Advisors sometimes ask us what rules of thumb or parameters we use when selecting companies for research coverage or inclusion in our model portfolios. The answer is none.
By following a fundamental investment approach (as opposed to rigid quant investing), we acknowledge that boundaries move constantly due to factors like shifting interest rates and ever-changing rules for financial statements. Static factors or limits simply don’t apply.
However, telling advisors that the best returns come from constantly rewriting the rules isn’t a handy take-away. So, we considered what advice holds up over time and through varying market conditions.
What follows are guidelines that have proven useful to us through the years. These suggestions aren’t for everyone, but they work for our approach: seeking growth in adjusted cash flows to support value, avoiding unnecessary risk and volatility, and focusing on the longer term.

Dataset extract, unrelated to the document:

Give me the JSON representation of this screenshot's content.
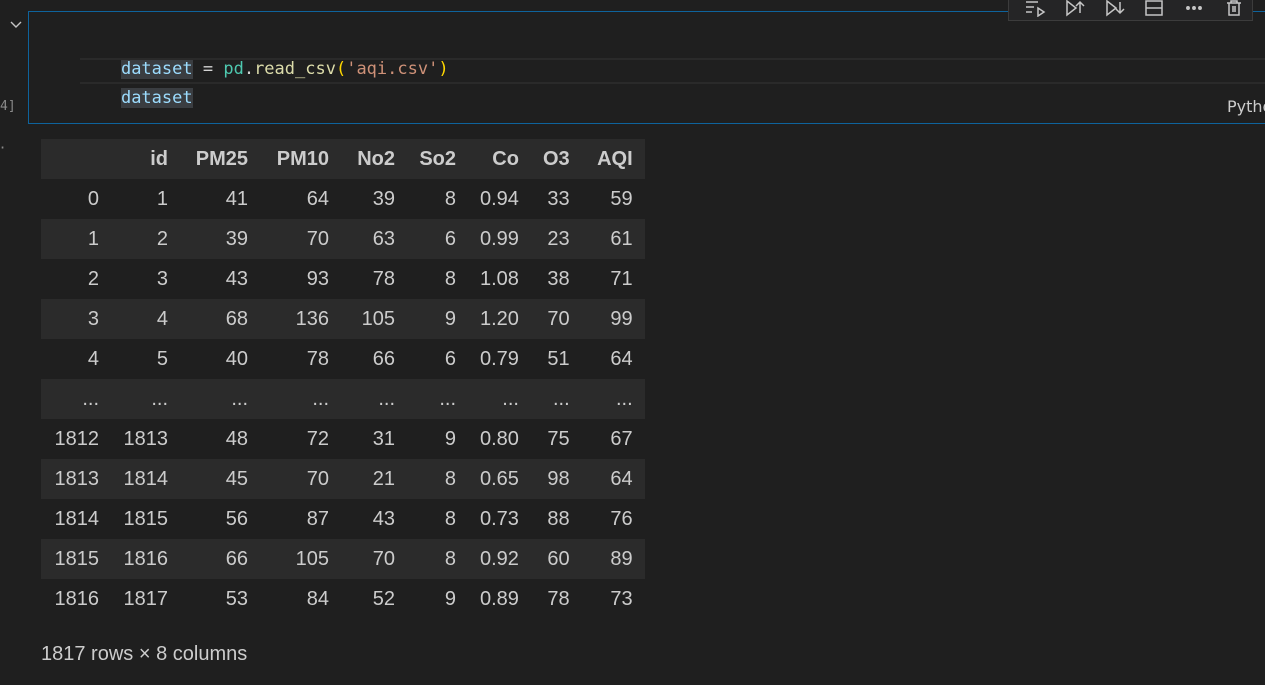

Avoid unprofitable companies. You could make money today by trading the shares of an unprofitable psychedelics, fuel cell or telemedicine company. Or you could wait for one of the clear winners to emerge and invest for the long term.

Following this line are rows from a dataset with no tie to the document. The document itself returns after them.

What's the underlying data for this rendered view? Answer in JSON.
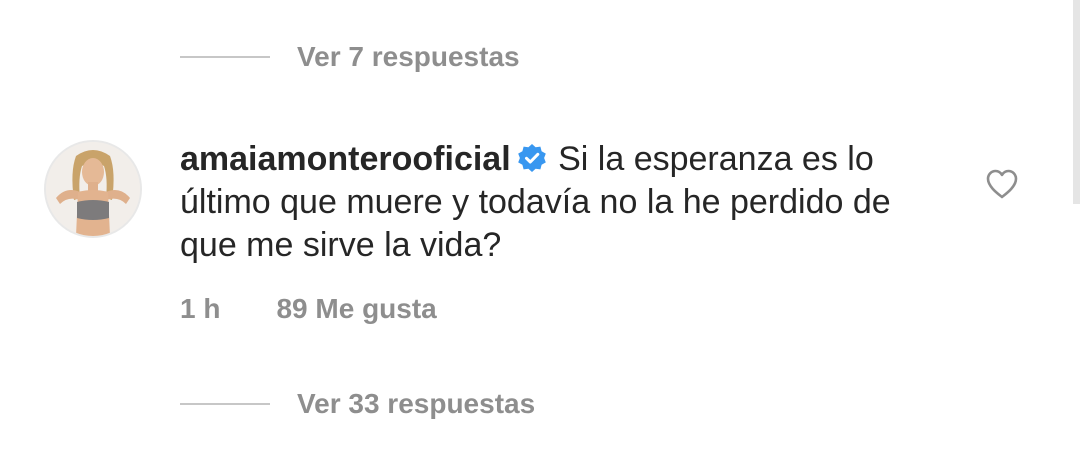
{
  "replies_top": {
    "label": "Ver 7 respuestas"
  },
  "comment": {
    "avatar_icon": "profile-photo-avatar",
    "username": "amaiamonterooficial",
    "verified_icon": "verified-badge-icon",
    "text": "Si la esperanza es lo último que muere  y todavía no la he perdido de que me sirve la vida?",
    "time": "1 h",
    "likes": "89 Me gusta",
    "like_icon": "heart-outline-icon"
  },
  "replies_bottom": {
    "label": "Ver 33 respuestas"
  },
  "colors": {
    "text": "#262626",
    "secondary": "#8e8e8e",
    "verified": "#3897f0"
  }
}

Most investment returns usually come after a company turns profitable, and no remarkable foresight is required to benefit. Investing in Amazon for the five years before it became profitable would have netted a compound annual return of 30% — not bad. But you would have done better over the 18 years since, without needing to guess in 1997 that Amazon, which then sold only books, would become the world’s largest e-commerce retailer.
When faced with a deluge of potential names in an emerging industry, most advisors and investors have a poor track record of picking the ultimate winner years in advance. How many bought a cannabis company five years ago that today is one of the profitable few? Invest in profits now, and in emerging trends in the future.
Avoid bad smells. Sometimes, ignoring the herd is difficult even when something seems off. We avoid companies that have financial reporting or governance red flags or reek too much of financial engineering. An investment with a similar return profile that doesn’t share the same worrisome characteristics can always be found.
You need own only so many companies to provide clients with equity diversification. That means you’ll end up passing on hundreds of others, and there’s no need to own any with known faults, regardless of their positive traits.
Don’t swap horses. Advisors are always contending with new ideas and opportunities, and there’s a constant temptation to trade for a quick return — often in the form of chasing a potential takeover candidate. Whether based on rumours of a deal brewing or on merger trends in a certain sector, buying into a company solely with the thought that it’ll be bought out is never a good idea.
Sometimes sell-side research can’t help but dangle the prospect of a takeover. Analysts are keyed in to the thinking of investment bankers, who constantly troll for mergers and acquisitions work. That’s trading, not investing. Acquisition rumours can evaporate, and shares can deflate without warning. If takeover potential exists as a free call option on an already attractive stock, all the better. But if you’re going to buy a name, be ready to own it for the long haul.
Look for re-rating opportunities. Re-rating is when investors expect a company to trade higher due to an increase in valuation multiple. This process can be fairly transparent, and outperformance can be achieved simply with patience. Some Canadian companies will seek a U.S. stock listing to gain exposure to a market where peers trade at higher levels due to increased investor interest and knowledge. Other times, a shift in business revenues creates a clear path to improvement. Increases in recurring service revenues can frequently allow companies to realize higher margins and lock in repeated sales, both of which the market favours.
Another path to re-rating is for a company to fix a problematic segment or exit a lower-margin or volatile part of its business. Actions that increase reliability in financial forecasting attract more investors and propel valuation higher. Management often lays out the objective or process in advance, and investors can reap the returns over several years as the plan is executed.
Al and Mark Rosen run Accountability Research Corp., providing independent equity research to investment advisors across Canada. Dr. Al Rosen is FCA, FCMA, FCPA, CFE, CIP, and Mark Rosen is MBA, CFA, CFE.